### Task description
Wherever "title" appears in the records below, copy the line that holds it.

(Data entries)
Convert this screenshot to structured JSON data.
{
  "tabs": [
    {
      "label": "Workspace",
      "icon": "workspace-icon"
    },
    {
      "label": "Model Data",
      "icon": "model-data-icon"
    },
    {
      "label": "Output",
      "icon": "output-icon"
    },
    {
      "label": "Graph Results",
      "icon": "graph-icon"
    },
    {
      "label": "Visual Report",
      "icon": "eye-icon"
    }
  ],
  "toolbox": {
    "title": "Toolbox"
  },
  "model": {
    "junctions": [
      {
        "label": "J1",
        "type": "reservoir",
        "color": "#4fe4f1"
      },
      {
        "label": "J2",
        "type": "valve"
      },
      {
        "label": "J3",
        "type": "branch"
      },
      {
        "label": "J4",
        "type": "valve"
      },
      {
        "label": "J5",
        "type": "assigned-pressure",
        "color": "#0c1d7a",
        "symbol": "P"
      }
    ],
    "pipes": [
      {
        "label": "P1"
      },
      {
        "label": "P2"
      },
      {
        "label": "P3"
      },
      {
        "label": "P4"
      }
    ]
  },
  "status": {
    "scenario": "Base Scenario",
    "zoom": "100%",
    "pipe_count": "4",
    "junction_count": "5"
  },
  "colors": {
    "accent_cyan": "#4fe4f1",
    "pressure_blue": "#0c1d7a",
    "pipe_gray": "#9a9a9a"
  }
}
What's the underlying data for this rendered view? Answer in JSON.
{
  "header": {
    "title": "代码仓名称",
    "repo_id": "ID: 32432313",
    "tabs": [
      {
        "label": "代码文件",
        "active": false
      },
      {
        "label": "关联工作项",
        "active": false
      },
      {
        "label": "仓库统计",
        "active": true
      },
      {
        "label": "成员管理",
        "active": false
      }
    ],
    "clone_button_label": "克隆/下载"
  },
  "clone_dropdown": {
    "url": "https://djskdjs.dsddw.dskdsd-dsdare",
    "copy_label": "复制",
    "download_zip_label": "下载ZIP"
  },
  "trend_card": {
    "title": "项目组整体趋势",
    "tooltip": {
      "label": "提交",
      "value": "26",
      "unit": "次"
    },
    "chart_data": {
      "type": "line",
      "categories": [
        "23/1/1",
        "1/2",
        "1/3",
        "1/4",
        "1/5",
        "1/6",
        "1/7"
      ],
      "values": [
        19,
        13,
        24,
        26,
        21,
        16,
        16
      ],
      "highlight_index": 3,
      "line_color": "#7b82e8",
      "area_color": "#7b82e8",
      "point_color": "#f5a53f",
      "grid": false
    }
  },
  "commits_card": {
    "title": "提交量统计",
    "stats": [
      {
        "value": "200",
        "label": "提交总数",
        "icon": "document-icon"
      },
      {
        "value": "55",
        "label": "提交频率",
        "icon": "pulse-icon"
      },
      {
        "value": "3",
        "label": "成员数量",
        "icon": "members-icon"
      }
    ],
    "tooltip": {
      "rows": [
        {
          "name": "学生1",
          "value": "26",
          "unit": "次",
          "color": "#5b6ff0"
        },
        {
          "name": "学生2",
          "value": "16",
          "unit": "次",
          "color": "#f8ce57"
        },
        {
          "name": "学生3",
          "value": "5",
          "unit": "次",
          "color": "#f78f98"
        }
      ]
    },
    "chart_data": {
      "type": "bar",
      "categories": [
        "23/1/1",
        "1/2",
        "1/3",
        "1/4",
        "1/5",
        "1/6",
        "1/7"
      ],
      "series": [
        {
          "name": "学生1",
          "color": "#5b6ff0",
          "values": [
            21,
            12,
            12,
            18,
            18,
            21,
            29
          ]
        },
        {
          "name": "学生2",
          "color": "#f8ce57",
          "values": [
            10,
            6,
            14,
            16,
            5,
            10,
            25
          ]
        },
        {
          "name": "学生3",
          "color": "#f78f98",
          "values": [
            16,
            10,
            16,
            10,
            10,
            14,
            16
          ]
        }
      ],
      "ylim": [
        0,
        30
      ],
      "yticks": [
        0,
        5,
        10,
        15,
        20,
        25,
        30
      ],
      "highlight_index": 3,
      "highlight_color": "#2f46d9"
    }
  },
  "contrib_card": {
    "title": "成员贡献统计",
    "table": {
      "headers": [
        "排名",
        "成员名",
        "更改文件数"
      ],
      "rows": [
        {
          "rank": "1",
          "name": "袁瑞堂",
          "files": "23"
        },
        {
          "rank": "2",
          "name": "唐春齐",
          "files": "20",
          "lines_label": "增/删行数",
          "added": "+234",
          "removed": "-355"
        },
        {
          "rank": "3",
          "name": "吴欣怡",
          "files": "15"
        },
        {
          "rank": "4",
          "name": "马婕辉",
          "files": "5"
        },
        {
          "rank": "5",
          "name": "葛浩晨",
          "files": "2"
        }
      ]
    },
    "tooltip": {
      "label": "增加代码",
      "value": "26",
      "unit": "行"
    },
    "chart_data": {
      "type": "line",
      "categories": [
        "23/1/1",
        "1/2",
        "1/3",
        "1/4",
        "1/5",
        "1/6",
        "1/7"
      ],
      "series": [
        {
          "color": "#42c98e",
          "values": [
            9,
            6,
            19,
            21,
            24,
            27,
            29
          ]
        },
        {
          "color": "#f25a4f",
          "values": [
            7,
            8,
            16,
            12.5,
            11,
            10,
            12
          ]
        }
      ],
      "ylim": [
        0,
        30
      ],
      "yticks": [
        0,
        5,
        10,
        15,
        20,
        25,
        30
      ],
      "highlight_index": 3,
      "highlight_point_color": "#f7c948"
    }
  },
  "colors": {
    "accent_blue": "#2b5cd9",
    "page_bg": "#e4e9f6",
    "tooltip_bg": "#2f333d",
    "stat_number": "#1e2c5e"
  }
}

### Solution below
    "title": "Toolbox"
    "title": "代码仓名称",
    "title": "项目组整体趋势",
    "title": "提交量统计",
    "title": "成员贡献统计",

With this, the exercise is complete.